SANAA, Jan 23 (Reuters) – Yemen arrested 19 anti-government activists on Sunday, including a prominent woman who led student rallies against the president last week, in a clampdown which sparked a new wave of protests in the capital.
Demonstrations broke out across Yemen last week as citizens dissatisfied with the rule of President Ali Abdullah Saleh drew inspiration from the recent ouster of Tunisia’s long-time president.
Tawakul Karman, a journalist and member of the Islamist party Islah who organised the protests through text messages and emails, was taken into custody by police on her way home early on Sunday and charged with unlawfully organising demonstrations, her husband told Reuters.
Later in the day, police in Sanaa arrested 18 other activists, including the heads of two of Yemen’s largest human rights organisations, as they left a meeting to discuss Karman’s arrest.
The arrests sparked a spontaneous protest of several hundred at Sanaa University on Sunday. The demonstrators, chanting “release the prisoners” and holding pictures of Karman, tried to march to the General Prosecution Office, which a security source said had ordered her arrest.
But roughly 50 riot police carrying batons beat them back. Police also beat up two TV cameramen filming the protests and confiscated their cameras, a Reuters witness said. One was briefly arrested.
“I have no accurate information about her whereabouts,” Karman’s husband Mohamed Ismail al-Nehmi said by phone. “Maybe at the central prison, maybe somewhere else, I don’t know.”
In a speech aired on state television on Sunday, Saleh reiterated an offer of dialogue with opposition groups and said it was wrong to link Yemen to the events in Tunisia.
“We are a democratic country and not Tunisia which had placed mosques under surveillance and shut everyone’s mouth,” he said.
In an apparent move to calm discontent, Saleh also announced plans to raise the salaries of government employees and military personnel by $47 to $234 a month — a good bonus for poorly paid soldiers and civil servants in the Arab world’s poorest country.
The overthrow of Tunisia’s Zine al-Abidine Ben Ali shocked the Arab world and shattered the image that its oppressive, army-backed rulers were immune to popular discontent.
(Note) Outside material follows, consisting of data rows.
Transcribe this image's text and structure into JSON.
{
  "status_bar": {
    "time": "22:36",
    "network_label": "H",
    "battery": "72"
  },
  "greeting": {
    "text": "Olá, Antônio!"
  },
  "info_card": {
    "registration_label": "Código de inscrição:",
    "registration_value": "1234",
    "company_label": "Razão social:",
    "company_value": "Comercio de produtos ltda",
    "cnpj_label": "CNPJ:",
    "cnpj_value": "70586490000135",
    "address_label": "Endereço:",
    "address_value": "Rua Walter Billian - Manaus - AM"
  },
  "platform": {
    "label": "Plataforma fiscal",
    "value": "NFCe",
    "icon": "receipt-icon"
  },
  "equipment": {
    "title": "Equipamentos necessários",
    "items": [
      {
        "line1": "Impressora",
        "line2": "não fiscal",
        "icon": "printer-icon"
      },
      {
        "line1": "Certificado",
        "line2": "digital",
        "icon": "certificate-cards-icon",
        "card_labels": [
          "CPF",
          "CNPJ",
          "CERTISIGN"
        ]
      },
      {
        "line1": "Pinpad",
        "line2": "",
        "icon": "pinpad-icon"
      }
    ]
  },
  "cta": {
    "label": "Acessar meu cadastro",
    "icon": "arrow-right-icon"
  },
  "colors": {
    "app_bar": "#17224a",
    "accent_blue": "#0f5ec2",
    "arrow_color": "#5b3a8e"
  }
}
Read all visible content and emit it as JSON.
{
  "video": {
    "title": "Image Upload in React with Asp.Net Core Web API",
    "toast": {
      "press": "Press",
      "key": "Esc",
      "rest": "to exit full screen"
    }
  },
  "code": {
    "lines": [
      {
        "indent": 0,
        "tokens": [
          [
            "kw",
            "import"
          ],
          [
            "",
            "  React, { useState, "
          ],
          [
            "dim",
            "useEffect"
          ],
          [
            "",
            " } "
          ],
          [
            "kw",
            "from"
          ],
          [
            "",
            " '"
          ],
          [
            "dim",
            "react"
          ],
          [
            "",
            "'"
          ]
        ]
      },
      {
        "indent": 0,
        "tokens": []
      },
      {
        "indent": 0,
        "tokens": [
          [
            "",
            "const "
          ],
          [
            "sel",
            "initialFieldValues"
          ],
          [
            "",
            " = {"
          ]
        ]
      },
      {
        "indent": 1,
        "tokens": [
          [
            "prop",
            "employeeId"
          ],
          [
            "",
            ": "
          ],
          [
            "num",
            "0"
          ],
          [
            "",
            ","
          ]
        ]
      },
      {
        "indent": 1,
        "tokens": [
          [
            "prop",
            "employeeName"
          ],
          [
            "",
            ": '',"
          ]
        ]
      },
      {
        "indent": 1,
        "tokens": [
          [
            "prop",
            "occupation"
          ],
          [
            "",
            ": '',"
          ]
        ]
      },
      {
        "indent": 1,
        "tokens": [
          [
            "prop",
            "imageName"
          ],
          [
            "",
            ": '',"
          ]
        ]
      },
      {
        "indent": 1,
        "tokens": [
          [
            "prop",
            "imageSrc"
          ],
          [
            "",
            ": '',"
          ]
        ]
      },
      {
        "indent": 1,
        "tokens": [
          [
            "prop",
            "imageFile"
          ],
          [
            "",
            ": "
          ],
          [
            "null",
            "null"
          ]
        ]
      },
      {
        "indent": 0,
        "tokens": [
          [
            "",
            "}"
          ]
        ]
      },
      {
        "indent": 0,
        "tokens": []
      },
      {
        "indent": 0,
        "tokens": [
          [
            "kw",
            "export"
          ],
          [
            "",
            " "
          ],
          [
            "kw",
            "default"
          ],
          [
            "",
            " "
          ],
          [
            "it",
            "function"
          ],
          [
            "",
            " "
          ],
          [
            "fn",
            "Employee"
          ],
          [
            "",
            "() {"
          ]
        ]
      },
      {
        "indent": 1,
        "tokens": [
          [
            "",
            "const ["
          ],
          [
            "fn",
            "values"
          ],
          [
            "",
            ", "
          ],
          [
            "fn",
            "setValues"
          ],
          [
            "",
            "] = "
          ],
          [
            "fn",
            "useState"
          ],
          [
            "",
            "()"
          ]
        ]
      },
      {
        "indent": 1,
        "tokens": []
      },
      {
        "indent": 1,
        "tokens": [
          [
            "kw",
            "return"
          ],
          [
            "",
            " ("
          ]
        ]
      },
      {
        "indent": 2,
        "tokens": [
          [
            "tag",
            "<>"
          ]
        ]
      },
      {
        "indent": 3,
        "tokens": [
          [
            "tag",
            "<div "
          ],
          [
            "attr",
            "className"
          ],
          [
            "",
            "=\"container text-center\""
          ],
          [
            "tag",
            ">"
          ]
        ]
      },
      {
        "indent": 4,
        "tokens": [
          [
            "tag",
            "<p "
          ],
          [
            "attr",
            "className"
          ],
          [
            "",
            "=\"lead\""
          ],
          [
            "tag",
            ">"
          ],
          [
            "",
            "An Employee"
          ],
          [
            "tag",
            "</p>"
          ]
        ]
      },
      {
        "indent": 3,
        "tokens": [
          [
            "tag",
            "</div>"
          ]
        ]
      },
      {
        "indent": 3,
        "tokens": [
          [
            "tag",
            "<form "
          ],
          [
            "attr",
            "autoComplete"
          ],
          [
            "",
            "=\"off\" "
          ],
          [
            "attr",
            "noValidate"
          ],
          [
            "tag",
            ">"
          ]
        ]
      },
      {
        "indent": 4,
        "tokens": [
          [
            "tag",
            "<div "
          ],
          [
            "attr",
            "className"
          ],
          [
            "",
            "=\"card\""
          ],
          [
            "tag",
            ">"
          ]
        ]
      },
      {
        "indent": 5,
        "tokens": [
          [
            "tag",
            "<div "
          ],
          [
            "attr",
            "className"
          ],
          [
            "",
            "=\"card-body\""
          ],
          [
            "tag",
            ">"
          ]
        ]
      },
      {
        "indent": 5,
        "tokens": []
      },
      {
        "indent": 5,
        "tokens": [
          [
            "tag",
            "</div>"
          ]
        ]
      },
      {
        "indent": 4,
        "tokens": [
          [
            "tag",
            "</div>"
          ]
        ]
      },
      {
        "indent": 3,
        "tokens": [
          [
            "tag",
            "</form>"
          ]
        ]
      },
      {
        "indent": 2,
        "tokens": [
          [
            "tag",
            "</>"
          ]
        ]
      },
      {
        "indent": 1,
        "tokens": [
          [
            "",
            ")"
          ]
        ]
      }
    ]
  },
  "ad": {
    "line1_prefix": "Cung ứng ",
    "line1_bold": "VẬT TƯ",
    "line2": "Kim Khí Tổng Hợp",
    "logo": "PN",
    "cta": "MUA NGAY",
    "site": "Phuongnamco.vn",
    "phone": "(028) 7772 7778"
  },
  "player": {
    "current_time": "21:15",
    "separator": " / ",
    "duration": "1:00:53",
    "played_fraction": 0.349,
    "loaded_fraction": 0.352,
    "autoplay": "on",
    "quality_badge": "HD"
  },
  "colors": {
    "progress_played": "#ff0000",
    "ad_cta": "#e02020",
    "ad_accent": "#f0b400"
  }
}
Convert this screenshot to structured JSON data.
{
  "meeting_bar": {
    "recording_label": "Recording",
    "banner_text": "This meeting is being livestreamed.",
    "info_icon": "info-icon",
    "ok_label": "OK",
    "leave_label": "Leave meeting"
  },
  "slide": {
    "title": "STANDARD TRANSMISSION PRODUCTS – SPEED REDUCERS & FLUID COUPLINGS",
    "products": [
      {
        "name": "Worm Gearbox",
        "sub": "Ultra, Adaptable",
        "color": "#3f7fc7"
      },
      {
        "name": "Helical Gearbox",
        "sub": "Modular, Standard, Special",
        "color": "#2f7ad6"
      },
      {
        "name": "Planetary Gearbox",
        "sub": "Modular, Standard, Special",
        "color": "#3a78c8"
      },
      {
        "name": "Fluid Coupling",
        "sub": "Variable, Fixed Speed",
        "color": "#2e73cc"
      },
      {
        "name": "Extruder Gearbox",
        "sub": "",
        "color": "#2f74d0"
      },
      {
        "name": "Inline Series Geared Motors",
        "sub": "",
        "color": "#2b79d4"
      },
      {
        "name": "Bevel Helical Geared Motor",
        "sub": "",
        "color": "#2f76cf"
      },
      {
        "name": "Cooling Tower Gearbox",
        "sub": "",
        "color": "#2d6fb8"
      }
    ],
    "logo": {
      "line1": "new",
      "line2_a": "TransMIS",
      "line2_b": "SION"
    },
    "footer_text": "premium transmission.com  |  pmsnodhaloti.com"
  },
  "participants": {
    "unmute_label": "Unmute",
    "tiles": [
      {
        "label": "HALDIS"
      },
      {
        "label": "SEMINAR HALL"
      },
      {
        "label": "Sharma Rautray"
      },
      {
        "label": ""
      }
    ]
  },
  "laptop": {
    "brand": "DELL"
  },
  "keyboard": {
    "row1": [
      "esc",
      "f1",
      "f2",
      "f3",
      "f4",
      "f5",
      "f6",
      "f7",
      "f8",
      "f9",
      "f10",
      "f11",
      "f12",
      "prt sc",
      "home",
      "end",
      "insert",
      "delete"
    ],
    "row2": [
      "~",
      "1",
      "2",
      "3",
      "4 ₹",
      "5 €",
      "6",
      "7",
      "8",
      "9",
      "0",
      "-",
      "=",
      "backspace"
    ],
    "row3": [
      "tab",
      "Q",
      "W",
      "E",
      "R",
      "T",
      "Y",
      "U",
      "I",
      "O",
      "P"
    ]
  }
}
Protesters in Sanaa on Sunday made the same demands that they had last week in demonstrations led by Karman.
“We demand Ali Abdullah Saleh leave, because we have no other option,” said Hani al-Jonid, a Sanaa University student.
Saleh has ruled Yemen for over three decades. His cash-strapped government is not only plagued by rebellions in the north and south, but also by a resurgent al Qaeda wing.
“Yemen has been destroyed by a war in the north and secessionism in the south, and poverty, hunger, unemployment, ignorance and disease. The situation has made it impossible for us to remain silent,” Jonid said.
Last week, Saleh offered constitutional reforms that included a limit to future presidential terms. But protesters deemed the offer insufficient and gathered by the thousands in the south to criticise the government.
Yemen is struggling to lift itself out of entrenched poverty, held back by decreasing oil production. More than 40 percent of the country’s 23 million people live on under $2 a day and almost a third suffer from chronic hunger.
Tawfiq al-Makhethi, another protester, said on Sunday that the dire state of the economy was what lured him out on the streets: “I’m protesting today because of unemployment, because I’m a university graduate and I’ve been unemployed for six years.”